Exactly reproduce the entries, dropping any pictures from your copy.

== EXTRACTED RECORDS ==

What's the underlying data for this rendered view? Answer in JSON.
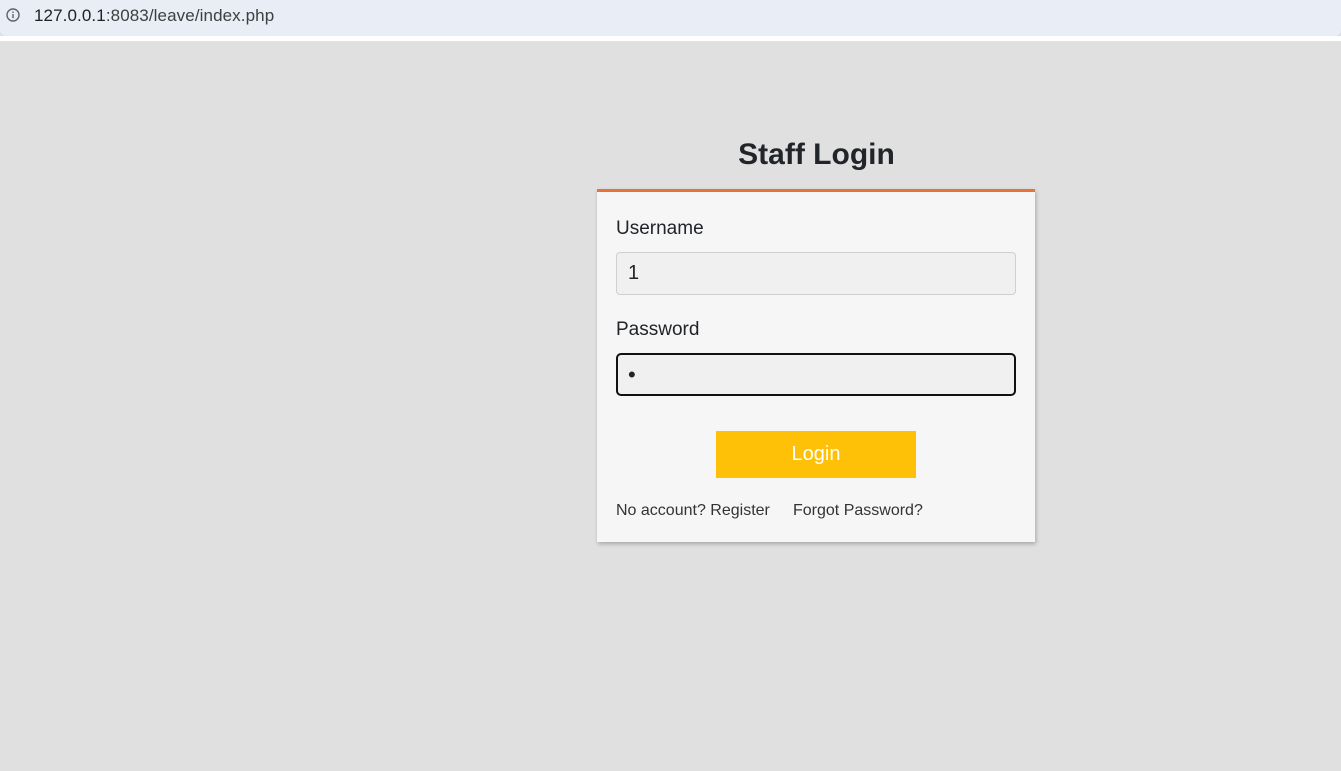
{
  "browser": {
    "url_host": "127.0.0.1",
    "url_rest": ":8083/leave/index.php",
    "info_icon": "info-circle-icon"
  },
  "login": {
    "title": "Staff Login",
    "username_label": "Username",
    "username_value": "1",
    "password_label": "Password",
    "password_value": "•",
    "button_label": "Login",
    "register_link": "No account? Register",
    "forgot_link": "Forgot Password?"
  },
  "colors": {
    "background": "#e0e0e0",
    "card": "#f7f6f6",
    "card_top_border": "#e8733a",
    "button": "#ffc107",
    "button_text": "#ffffff"
  }
}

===

- [TASK OUTPUT]:
What's the underlying data for this rendered view? Answer in JSON.
{
  "browser": {
    "url_host": "127.0.0.1",
    "url_rest": ":8083/leave/index.php",
    "info_icon": "info-circle-icon"
  },
  "login": {
    "title": "Staff Login",
    "username_label": "Username",
    "username_value": "1",
    "password_label": "Password",
    "password_value": "•",
    "button_label": "Login",
    "register_link": "No account? Register",
    "forgot_link": "Forgot Password?"
  },
  "colors": {
    "background": "#e0e0e0",
    "card": "#f7f6f6",
    "card_top_border": "#e8733a",
    "button": "#ffc107",
    "button_text": "#ffffff"
  }
}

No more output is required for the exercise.